Contango is the process by which near month futures are cheaper than those expiring further into the future, creating an upward sloping curve for future prices over time. It usually stems from the cost of storing commodities prior to their sale, though a futures curve can also reflect market expectations of where a commodity is heading. Though contango often comes handcuffed to negative connotations, it typically is not a problem for traders and investors who are aware of it [for more commodity news and analysis subscribe to our free newsletter].
After enjoying a relentless bull run that lasted 12 consecutive years, gold finally broke in 2013. Having become a darling of the investing world for most of the prior decade, gold’s almost 30% losses hit especially hard, as the precious metal finally saw a correction. The downward spiral was brought on largely by a massive year for equities, as the S&P 500 saw its best annual return since 1997, prompting many to flee metals markets to try their luck with white-hot equities [for more gold news and analysis subscribe to our free newsletter].
As we kick off the New Year, commodity investors are hoping that 2014 brings more favorable returns than its predecessor. Last year was largely marked by dwindling commodity returns with a number of hard assets wreaking havoc on investors and traders across the board. Gearing up for 2014, we take a look at some of the biggest commodities currently contangoed to help you get prepared for the new year [for more commodity news and analysis subscribe to our free newsletter].
After a 12-year unstoppable bull run, gold finally met its match in 2013. Investors had been hopping on the bandwagon with great success for a number of years, as it seemed that gold would never stop climbing. With the Fed committed to printing money as a part of its various quantitative easing programs and a general sense of uneasiness about the economy, gold was able to make historical highs in 2011. Though it fell off from its peak that year, it still had a positive run in 2012. 2013, however, was a completely different story [for more gold news and analysis subscribe to our free newsletter].
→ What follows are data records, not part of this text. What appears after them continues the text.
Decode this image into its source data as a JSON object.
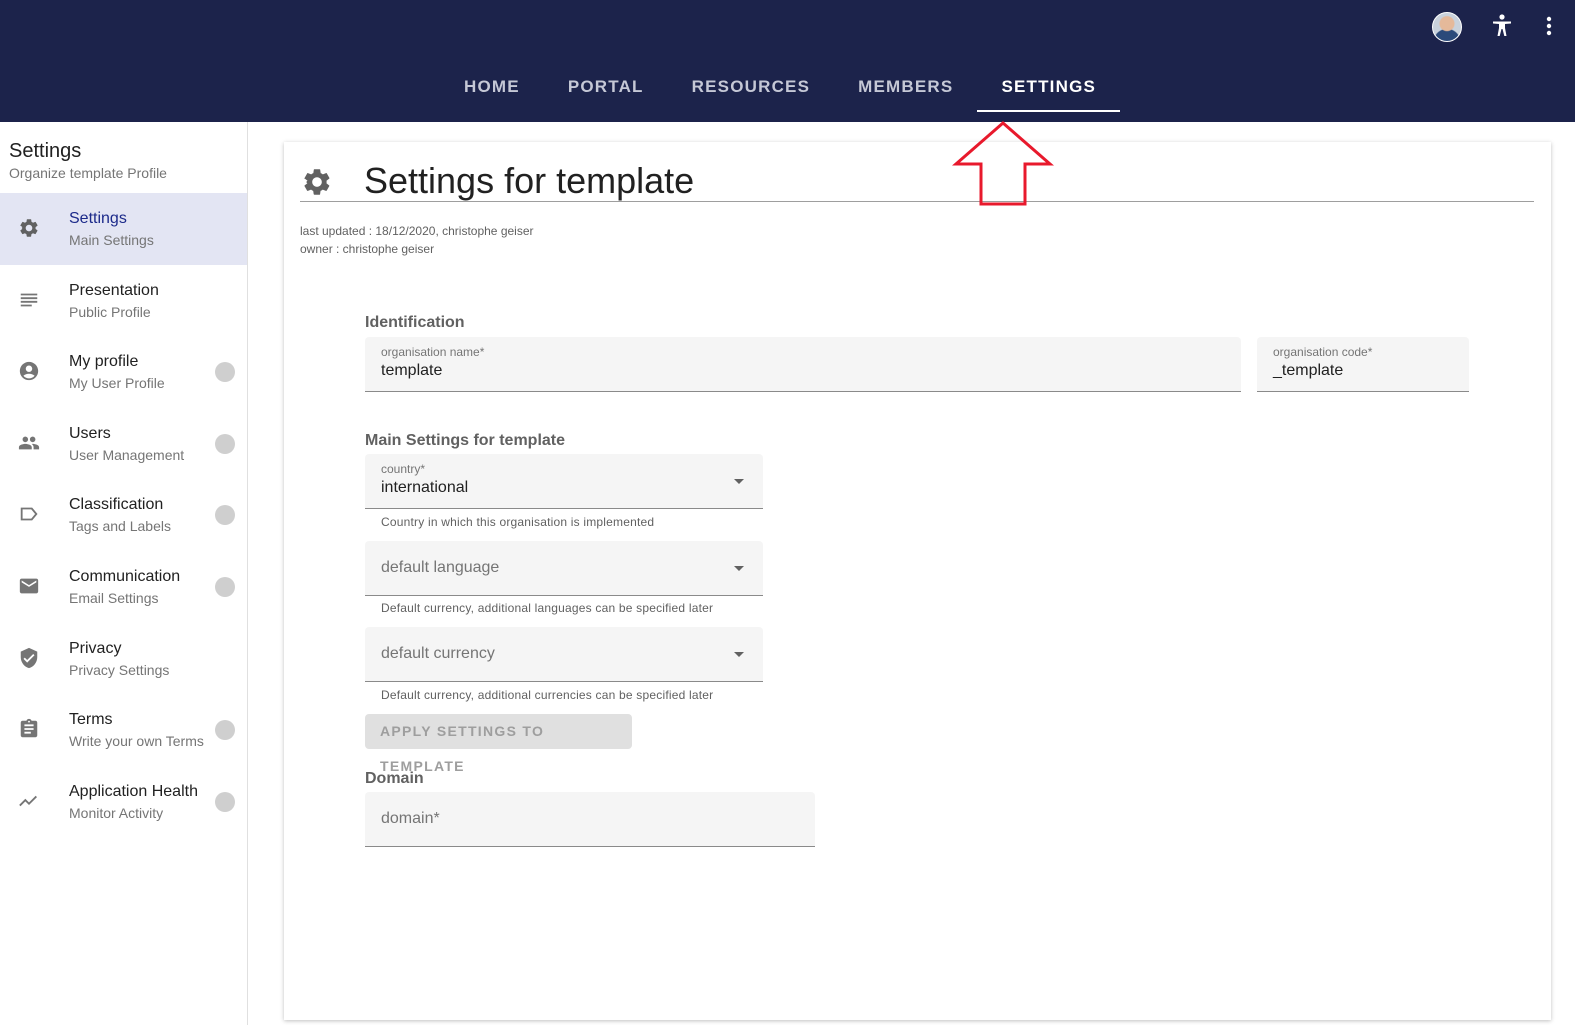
{
  "topbar": {
    "tabs": [
      {
        "label": "HOME"
      },
      {
        "label": "PORTAL"
      },
      {
        "label": "RESOURCES"
      },
      {
        "label": "MEMBERS"
      },
      {
        "label": "SETTINGS"
      }
    ],
    "active_tab": "SETTINGS",
    "icons": [
      "avatar",
      "accessibility-icon",
      "more-vert-icon"
    ]
  },
  "sidebar": {
    "title": "Settings",
    "subtitle": "Organize template Profile",
    "items": [
      {
        "label": "Settings",
        "sublabel": "Main Settings",
        "icon": "gear-icon",
        "active": true,
        "badge": false
      },
      {
        "label": "Presentation",
        "sublabel": "Public Profile",
        "icon": "notes-icon",
        "active": false,
        "badge": false
      },
      {
        "label": "My profile",
        "sublabel": "My User Profile",
        "icon": "account-circle-icon",
        "active": false,
        "badge": true
      },
      {
        "label": "Users",
        "sublabel": "User Management",
        "icon": "people-icon",
        "active": false,
        "badge": true
      },
      {
        "label": "Classification",
        "sublabel": "Tags and Labels",
        "icon": "label-icon",
        "active": false,
        "badge": true
      },
      {
        "label": "Communication",
        "sublabel": "Email Settings",
        "icon": "mail-icon",
        "active": false,
        "badge": true
      },
      {
        "label": "Privacy",
        "sublabel": "Privacy Settings",
        "icon": "shield-check-icon",
        "active": false,
        "badge": false
      },
      {
        "label": "Terms",
        "sublabel": "Write your own Terms",
        "icon": "clipboard-icon",
        "active": false,
        "badge": true
      },
      {
        "label": "Application Health",
        "sublabel": "Monitor Activity",
        "icon": "trending-icon",
        "active": false,
        "badge": true
      }
    ]
  },
  "main": {
    "title": "Settings for template",
    "last_updated": "last updated : 18/12/2020, christophe geiser",
    "owner": "owner : christophe geiser",
    "identification": {
      "section_label": "Identification",
      "org_name_label": "organisation name*",
      "org_name_value": "template",
      "org_code_label": "organisation code*",
      "org_code_value": "_template"
    },
    "main_settings": {
      "section_label": "Main Settings for template",
      "country_label": "country*",
      "country_value": "international",
      "country_hint": "Country in which this organisation is implemented",
      "language_placeholder": "default language",
      "language_hint": "Default currency, additional languages can be specified later",
      "currency_placeholder": "default currency",
      "currency_hint": "Default currency, additional currencies can be specified later",
      "apply_button": "APPLY SETTINGS TO TEMPLATE"
    },
    "domain": {
      "section_label": "Domain",
      "domain_placeholder": "domain*"
    }
  },
  "colors": {
    "topbar_bg": "#1c234b",
    "active_nav_bg": "#e3e5f3",
    "annotation": "#e8192c"
  }
}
The Diwali holiday traditions in India are often marked by healthy gold purchases and increased use of the precious metal. The demand that India typically holds this time of year often offers a boost for gold prices, as citizens and jewelers across the country scoop up the commodity left and right. This year’s Diwali season, however, painted a much different picture as purchases and interest in the metal were quite muted [for more gold news and analysis subscribe to our free newsletter].
Gold has been one of the most polarizing assets of the past decade as it enjoyed a rare 12-year bull run. Barring a borderline miracle, it looks like gold will snap its winning streak in 2013 as the precious metal has hit a wall and has failed to find any kind of positive momentum. While the yellow commodity has been sputtering for months, a number of investors have been holding onto their positions, growing more frustrated by the day as the metal has shown little signs of turning around [for more gold news and analysis subscribe to our free newsletter].
Peter Schiff, CEO and Chief Global Strategist of Euro Pacific Capital, has long been a major presence in the precious metals industry. We had the chance to sit down with Peter to discuss silver, gold and his new fund that debuted earlier this year.
Gold has been steadily declining for the past year, as the precious metal looks like it will finally end its 12-year bull run. Part of its demise stemmed from equities rallying, causing a major increase in risk appetite and an asset class shift for many. Others stipulate that it is simply a natural correction preceding a run higher. Lately, however, gold has been feeling pressure from India as the emerging economy has been frustrating traders around the world [for more gold news and analysis subscribe to our free newsletter].
An event several years in the making could be just days away. For some time now, the Fed has been debating whether or not it should limit big banks and their participation in the commodities markets. The debate stemmed from a number of accusations of market manipulation for profit, though most of the institutions on the chopping block have maintained their innocence. The decision is expected to fall sometime in the next month and could be a welcomed change for traders [for more commodity news and analysis subscribe to our free newsletter].